Jules said...

I haven't quite figured out what my system is, Solfest. I suppose it's still under construction....

I use up to 5 different time frames in one trading session, and focus on different ones according to the time of the day and how choppy the market is. I trade different sizes (yes, I know about position sizing) depending on whether it's a trending or crazy market. When market's gone nuts, I go with the flow and trade like a crackpot: in and out with 5 contracts, get my few ticks or lose a few ticks and run. When I'm trading small sizes, I run sometimes, but wait sometimes , depending on how fast my heart's beating (if I'm dead wrong, my heart usually pumps at 150 beats/min...how's that for indicator? LOL).

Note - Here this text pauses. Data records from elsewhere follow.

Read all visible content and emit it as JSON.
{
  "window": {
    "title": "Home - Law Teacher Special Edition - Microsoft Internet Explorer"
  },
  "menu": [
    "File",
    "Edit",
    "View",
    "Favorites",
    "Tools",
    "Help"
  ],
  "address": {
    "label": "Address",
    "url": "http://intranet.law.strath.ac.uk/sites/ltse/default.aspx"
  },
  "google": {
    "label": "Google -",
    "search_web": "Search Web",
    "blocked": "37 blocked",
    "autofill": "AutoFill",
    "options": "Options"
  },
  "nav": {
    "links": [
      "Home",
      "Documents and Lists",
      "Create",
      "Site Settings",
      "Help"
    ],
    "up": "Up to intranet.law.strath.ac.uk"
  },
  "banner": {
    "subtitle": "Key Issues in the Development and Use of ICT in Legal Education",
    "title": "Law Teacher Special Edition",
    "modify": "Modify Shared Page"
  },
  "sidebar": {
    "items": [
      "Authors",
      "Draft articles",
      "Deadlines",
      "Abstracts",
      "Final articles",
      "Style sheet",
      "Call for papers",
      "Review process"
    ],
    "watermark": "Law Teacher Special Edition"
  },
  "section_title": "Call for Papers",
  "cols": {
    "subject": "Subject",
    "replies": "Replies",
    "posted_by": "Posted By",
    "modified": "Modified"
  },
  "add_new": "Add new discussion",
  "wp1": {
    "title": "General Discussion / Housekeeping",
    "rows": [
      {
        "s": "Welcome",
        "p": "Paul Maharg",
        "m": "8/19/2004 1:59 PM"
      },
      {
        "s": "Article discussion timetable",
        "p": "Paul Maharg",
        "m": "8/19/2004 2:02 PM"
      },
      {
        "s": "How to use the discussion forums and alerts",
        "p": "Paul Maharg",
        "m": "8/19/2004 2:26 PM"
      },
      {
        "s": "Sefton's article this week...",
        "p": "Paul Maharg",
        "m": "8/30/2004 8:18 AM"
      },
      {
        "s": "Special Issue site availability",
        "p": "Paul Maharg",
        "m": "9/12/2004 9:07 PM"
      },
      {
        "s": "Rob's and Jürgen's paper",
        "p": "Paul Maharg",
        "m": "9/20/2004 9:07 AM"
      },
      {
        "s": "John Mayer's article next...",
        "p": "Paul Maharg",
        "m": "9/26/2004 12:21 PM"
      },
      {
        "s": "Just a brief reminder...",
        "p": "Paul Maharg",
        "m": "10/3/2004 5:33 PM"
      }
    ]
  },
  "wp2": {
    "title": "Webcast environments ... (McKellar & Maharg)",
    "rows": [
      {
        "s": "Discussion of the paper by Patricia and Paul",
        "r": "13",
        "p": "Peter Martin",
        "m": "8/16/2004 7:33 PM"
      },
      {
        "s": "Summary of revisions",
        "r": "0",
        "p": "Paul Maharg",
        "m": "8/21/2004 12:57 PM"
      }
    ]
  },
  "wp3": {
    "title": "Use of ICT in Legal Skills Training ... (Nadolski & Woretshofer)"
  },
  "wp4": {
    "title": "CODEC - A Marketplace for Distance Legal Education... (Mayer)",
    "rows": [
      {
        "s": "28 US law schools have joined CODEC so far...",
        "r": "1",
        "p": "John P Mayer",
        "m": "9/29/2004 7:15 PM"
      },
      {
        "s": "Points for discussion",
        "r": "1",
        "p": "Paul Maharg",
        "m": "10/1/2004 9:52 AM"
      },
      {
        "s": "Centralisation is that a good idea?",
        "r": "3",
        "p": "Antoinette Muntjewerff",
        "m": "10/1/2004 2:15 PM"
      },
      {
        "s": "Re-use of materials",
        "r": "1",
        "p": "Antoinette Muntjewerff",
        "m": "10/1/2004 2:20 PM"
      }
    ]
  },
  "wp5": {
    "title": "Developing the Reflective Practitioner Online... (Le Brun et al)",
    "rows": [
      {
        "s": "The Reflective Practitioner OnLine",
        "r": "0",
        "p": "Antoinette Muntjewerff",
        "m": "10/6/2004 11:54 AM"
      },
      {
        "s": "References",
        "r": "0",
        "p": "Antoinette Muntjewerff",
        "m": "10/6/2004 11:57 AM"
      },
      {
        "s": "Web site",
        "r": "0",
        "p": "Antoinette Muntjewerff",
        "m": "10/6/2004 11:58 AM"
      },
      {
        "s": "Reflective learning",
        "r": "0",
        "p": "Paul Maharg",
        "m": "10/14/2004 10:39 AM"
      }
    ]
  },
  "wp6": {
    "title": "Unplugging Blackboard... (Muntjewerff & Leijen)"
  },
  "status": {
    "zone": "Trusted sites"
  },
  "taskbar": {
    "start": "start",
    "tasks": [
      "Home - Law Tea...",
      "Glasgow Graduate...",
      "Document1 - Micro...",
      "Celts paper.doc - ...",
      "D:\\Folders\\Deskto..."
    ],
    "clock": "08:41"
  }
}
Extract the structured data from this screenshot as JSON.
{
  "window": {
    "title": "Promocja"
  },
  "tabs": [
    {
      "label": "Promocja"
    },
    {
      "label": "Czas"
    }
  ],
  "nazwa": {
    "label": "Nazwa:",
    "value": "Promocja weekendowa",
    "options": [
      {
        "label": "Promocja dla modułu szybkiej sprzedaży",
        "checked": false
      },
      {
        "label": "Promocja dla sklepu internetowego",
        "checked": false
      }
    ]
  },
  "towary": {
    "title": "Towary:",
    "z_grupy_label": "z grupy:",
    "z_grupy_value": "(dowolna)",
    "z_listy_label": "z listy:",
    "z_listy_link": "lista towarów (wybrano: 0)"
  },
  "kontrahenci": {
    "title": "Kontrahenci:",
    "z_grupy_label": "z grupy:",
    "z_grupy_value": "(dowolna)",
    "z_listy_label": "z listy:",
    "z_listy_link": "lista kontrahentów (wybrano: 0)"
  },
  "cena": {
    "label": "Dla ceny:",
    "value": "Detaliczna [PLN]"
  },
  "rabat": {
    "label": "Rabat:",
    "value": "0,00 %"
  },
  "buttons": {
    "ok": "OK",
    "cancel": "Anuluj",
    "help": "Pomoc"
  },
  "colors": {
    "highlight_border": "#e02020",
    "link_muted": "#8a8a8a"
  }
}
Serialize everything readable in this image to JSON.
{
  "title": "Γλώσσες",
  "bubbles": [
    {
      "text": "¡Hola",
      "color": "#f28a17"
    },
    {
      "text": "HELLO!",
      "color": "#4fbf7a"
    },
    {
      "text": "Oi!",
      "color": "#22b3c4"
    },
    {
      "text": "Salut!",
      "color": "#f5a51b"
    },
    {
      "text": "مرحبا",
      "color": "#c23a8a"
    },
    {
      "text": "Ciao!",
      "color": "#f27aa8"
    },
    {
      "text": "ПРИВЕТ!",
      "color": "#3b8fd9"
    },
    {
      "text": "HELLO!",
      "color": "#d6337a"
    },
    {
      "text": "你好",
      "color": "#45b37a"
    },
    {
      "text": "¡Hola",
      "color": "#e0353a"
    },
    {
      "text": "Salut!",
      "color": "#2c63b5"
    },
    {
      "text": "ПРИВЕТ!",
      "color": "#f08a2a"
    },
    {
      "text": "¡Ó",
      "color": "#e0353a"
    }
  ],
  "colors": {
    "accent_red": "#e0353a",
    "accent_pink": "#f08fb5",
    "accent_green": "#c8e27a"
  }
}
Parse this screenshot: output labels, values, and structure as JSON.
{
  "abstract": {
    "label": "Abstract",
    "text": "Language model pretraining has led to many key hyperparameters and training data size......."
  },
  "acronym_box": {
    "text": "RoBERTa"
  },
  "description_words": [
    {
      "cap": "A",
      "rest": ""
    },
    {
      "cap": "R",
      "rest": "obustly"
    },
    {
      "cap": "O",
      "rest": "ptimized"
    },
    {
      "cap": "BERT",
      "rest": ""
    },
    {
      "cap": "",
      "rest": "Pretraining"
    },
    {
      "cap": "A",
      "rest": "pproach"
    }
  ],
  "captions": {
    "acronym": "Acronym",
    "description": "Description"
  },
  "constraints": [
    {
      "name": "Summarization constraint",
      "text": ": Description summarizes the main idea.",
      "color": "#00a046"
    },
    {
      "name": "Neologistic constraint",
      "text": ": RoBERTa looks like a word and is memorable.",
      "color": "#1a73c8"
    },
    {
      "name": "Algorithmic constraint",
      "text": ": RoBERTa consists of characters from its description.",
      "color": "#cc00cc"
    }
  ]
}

I have a dozen sets of indicators (haven't really settled on one) which I don't really look at anyway. Except the moving averages. They tell me if the market's going up,down or nowhere in the first hour of the session.

I am not good with rules, even my own. The only rule that I stick to is to never take a risk that I can't handle financially and emotionally. I have a very low threshold for failures - they break my spirit and my heart. So, in a game of probability, I work to lose less than what I make so that at the end of the day, I net a gain. I have had days with many losing trades, but few losing days. I lose sleep over losing days.

Maybe I do have some sort of a system.

An unruly system.

Good thing I never gave selling it a thought :-)

By the way, you are humorous, and so is your site :-)

Solfest said...

You are a marine lonely, you never give up.

If Richard Dennis or someone of his ilk ran an ad in the paper offering to teach anyone how to trade for no cost I would be there with my Scooby Doo lunch kit.

However that's not likely to happen again, so finding that mentor, as you say, is very difficult.

I also am a block headed Canuck of Norwegian descent who simply must do things my way.

This is an attribute that probably falls into both the strength and weakness category for traders.

Which, play segway music here, bring us to my next post.

Solfest said...

Jules although we can keep a large number of stats around probabilities and expectancy there is only one stat that counts.

Profit.

You seem to have found it.

X Chen said...

youre very right

i bought a system from a guru

it has very high pwinning percentage

but losers are alot bigger then winners

in the long run its profitable though

when i got my first big loss, i got afraid

and didnt take the winning signals which would have negated my loss..

worst part is statistically im much more closer to another loss again.

so u gotta always stick to the plan

Solfest said...

You are right x chen, and if it was just that easy everyone would do it.

Solfest said...

You are right x chen, and if it was just that easy everyone would do it.